When you listen back to your mixes, that’s the time to judge how well they went. It’s just like reading back over something you’ve written the next day – you always spot improvements, because you’re now in the mind of a reader, not a writer. It’s the same with DJ mixes – the next day, playing your mix back in your car or on your MP3 player, you’re listening like a non-DJ rather than like a DJ.
You do record your mixes, don’t you? If not, you must start – now. It’s one of the fundamentals of improving your DJing.
I promise you that when you do this you’ll be surprised; surprised by what you notice and what you don’t, surprised by the mixes that worked and that didn’t.
Often, the ones you were really pleased with when recording lose their shine the next day, and those that felt rushed, or that you didn’t think worked at all, sound great.
By doing this, you’ll learn what’s really important in mixing two records together, and in particular, you’ll start to realise that the points above – choosing your moment, being decisive, respecting beats and bars – are actually far more important than just trying to get fro one track to another without being noticed. All good DJs know this, and using these methods, it’s easy enough for you to learn too – with or without the sync button.

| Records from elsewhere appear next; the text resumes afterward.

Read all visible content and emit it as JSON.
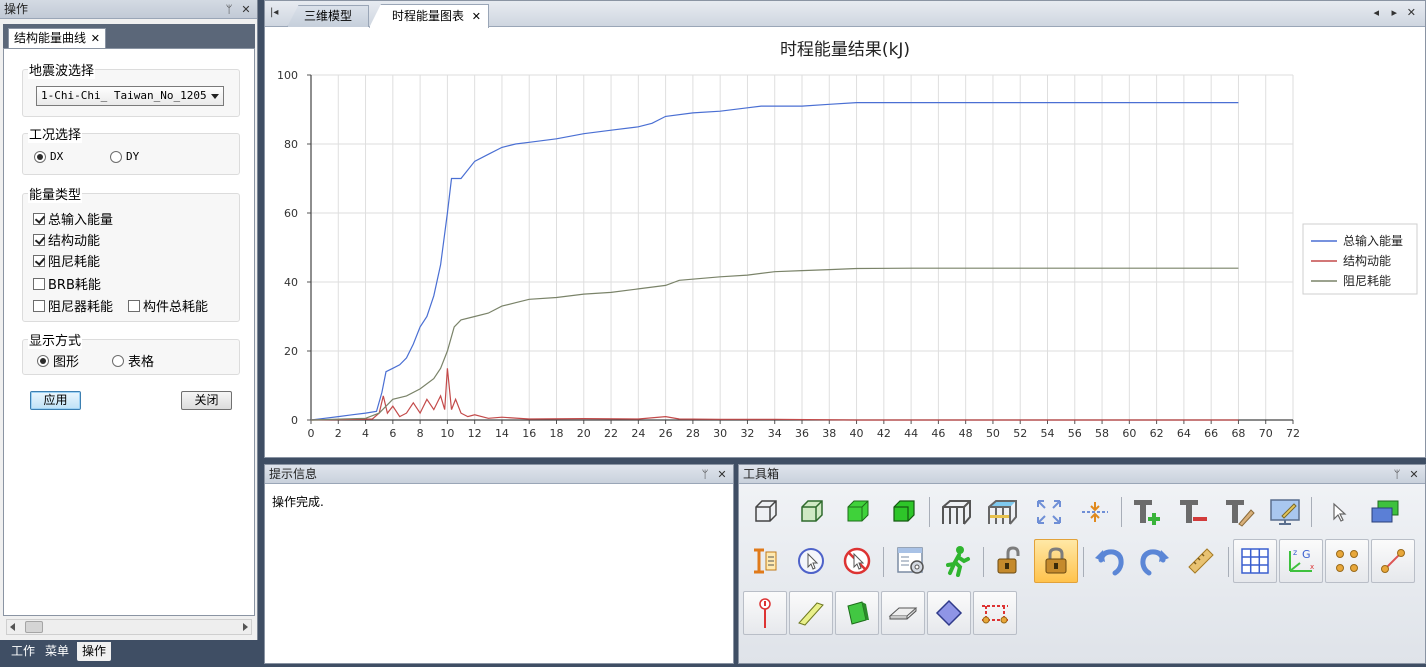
{
  "left_panel": {
    "title": "操作",
    "pin": "ᛘ",
    "close": "✕",
    "tab_label": "结构能量曲线",
    "tab_close": "✕",
    "wave_group_label": "地震波选择",
    "wave_selected": "1-Chi-Chi_ Taiwan_No_1205",
    "case_group_label": "工况选择",
    "case_dx": "DX",
    "case_dy": "DY",
    "energy_group_label": "能量类型",
    "energy_total": "总输入能量",
    "energy_kinetic": "结构动能",
    "energy_damping": "阻尼耗能",
    "energy_brb": "BRB耗能",
    "energy_damper": "阻尼器耗能",
    "energy_member": "构件总耗能",
    "display_group_label": "显示方式",
    "display_graph": "图形",
    "display_table": "表格",
    "apply_label": "应用",
    "close_label": "关闭"
  },
  "bottom_tabs": [
    "工作",
    "菜单",
    "操作"
  ],
  "doc_tabs": {
    "tab1": "三维模型",
    "tab2": "时程能量图表",
    "tab2_close": "✕",
    "nav_first": "|◂",
    "nav_prev": "◂",
    "nav_next": "▸",
    "nav_close": "✕"
  },
  "message_panel": {
    "title": "提示信息",
    "text": "操作完成."
  },
  "toolbox": {
    "title": "工具箱"
  },
  "colors": {
    "total": "#4a6fd3",
    "kinetic": "#c34a4a",
    "damping": "#7a8369"
  },
  "chart_data": {
    "type": "line",
    "title": "时程能量结果(kJ)",
    "xlim": [
      0,
      72
    ],
    "ylim": [
      0,
      100
    ],
    "x_ticks": [
      0,
      2,
      4,
      6,
      8,
      10,
      12,
      14,
      16,
      18,
      20,
      22,
      24,
      26,
      28,
      30,
      32,
      34,
      36,
      38,
      40,
      42,
      44,
      46,
      48,
      50,
      52,
      54,
      56,
      58,
      60,
      62,
      64,
      66,
      68,
      70,
      72
    ],
    "y_ticks": [
      0,
      20,
      40,
      60,
      80,
      100
    ],
    "grid": true,
    "legend": "right",
    "series": [
      {
        "name": "总输入能量",
        "color": "#4a6fd3",
        "points": [
          [
            0,
            0
          ],
          [
            1,
            0.5
          ],
          [
            2,
            1
          ],
          [
            3,
            1.5
          ],
          [
            4,
            2
          ],
          [
            4.8,
            2.5
          ],
          [
            5.2,
            8
          ],
          [
            5.5,
            14
          ],
          [
            6,
            15
          ],
          [
            6.5,
            16
          ],
          [
            7,
            18
          ],
          [
            7.5,
            22
          ],
          [
            8,
            27
          ],
          [
            8.5,
            30
          ],
          [
            9,
            36
          ],
          [
            9.5,
            45
          ],
          [
            10,
            60
          ],
          [
            10.3,
            70
          ],
          [
            11,
            70
          ],
          [
            12,
            75
          ],
          [
            13,
            77
          ],
          [
            14,
            79
          ],
          [
            15,
            80
          ],
          [
            16,
            80.5
          ],
          [
            18,
            81.5
          ],
          [
            20,
            83
          ],
          [
            22,
            84
          ],
          [
            24,
            85
          ],
          [
            25,
            86
          ],
          [
            26,
            88
          ],
          [
            28,
            89
          ],
          [
            30,
            89.5
          ],
          [
            32,
            90.5
          ],
          [
            33,
            91
          ],
          [
            36,
            91
          ],
          [
            38,
            91.5
          ],
          [
            40,
            92
          ],
          [
            50,
            92
          ],
          [
            60,
            92
          ],
          [
            68,
            92
          ]
        ]
      },
      {
        "name": "结构动能",
        "color": "#c34a4a",
        "points": [
          [
            0,
            0
          ],
          [
            4.5,
            0.3
          ],
          [
            5,
            2
          ],
          [
            5.3,
            7
          ],
          [
            5.6,
            2
          ],
          [
            6,
            4
          ],
          [
            6.5,
            1
          ],
          [
            7,
            2
          ],
          [
            7.5,
            5
          ],
          [
            8,
            2
          ],
          [
            8.5,
            6
          ],
          [
            9,
            3
          ],
          [
            9.5,
            7
          ],
          [
            9.8,
            3
          ],
          [
            10,
            15
          ],
          [
            10.3,
            3
          ],
          [
            10.6,
            6
          ],
          [
            11,
            2
          ],
          [
            11.5,
            1
          ],
          [
            12,
            1.5
          ],
          [
            13,
            0.5
          ],
          [
            14,
            0.8
          ],
          [
            16,
            0.3
          ],
          [
            20,
            0.4
          ],
          [
            24,
            0.3
          ],
          [
            26,
            1
          ],
          [
            27,
            0.3
          ],
          [
            30,
            0.2
          ],
          [
            34,
            0.2
          ],
          [
            40,
            0
          ],
          [
            68,
            0
          ]
        ]
      },
      {
        "name": "阻尼耗能",
        "color": "#7a8369",
        "points": [
          [
            0,
            0
          ],
          [
            4,
            0.5
          ],
          [
            5,
            2
          ],
          [
            5.5,
            4
          ],
          [
            6,
            6
          ],
          [
            7,
            7
          ],
          [
            8,
            9
          ],
          [
            9,
            12
          ],
          [
            9.5,
            15
          ],
          [
            10,
            20
          ],
          [
            10.5,
            27
          ],
          [
            11,
            29
          ],
          [
            12,
            30
          ],
          [
            13,
            31
          ],
          [
            14,
            33
          ],
          [
            15,
            34
          ],
          [
            16,
            35
          ],
          [
            18,
            35.5
          ],
          [
            20,
            36.5
          ],
          [
            22,
            37
          ],
          [
            24,
            38
          ],
          [
            26,
            39
          ],
          [
            27,
            40.5
          ],
          [
            30,
            41.5
          ],
          [
            32,
            42
          ],
          [
            34,
            43
          ],
          [
            36,
            43.3
          ],
          [
            38,
            43.6
          ],
          [
            40,
            43.9
          ],
          [
            44,
            44
          ],
          [
            68,
            44
          ]
        ]
      }
    ]
  }
}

The TMA-1 Studio is the new addition to the acclaimed TMA-1 DJ headphones from AIAIAI. Through the addition of new features aimed at the contemporary DJ/producer, the TMA-1 Studio meets the requirements of the on-the-go musician and producer. Moreover, the nuanced, immersive sound experience is fully realized due to the development of new over-ear PU cushion that makes details stand out in full clarity. This is robust and thoroughly crafted audio technology for the frequently traveling, professional DJ/ producer who needs headphones that can perform while on the road, at the airport or in the air.
Driver Unit Size
20 to 20.000 Hz
Total Harmonic Distortion
6.3mm plug converter
• Protective carrying pouch
DJ Tech Tools have created this track preparation mapping for Kontrol S2 and S4, which comes in handy if you want to beatgrid tons of tracks. It also demonstrates how to align your beatgrids to the master “click”. Recommended!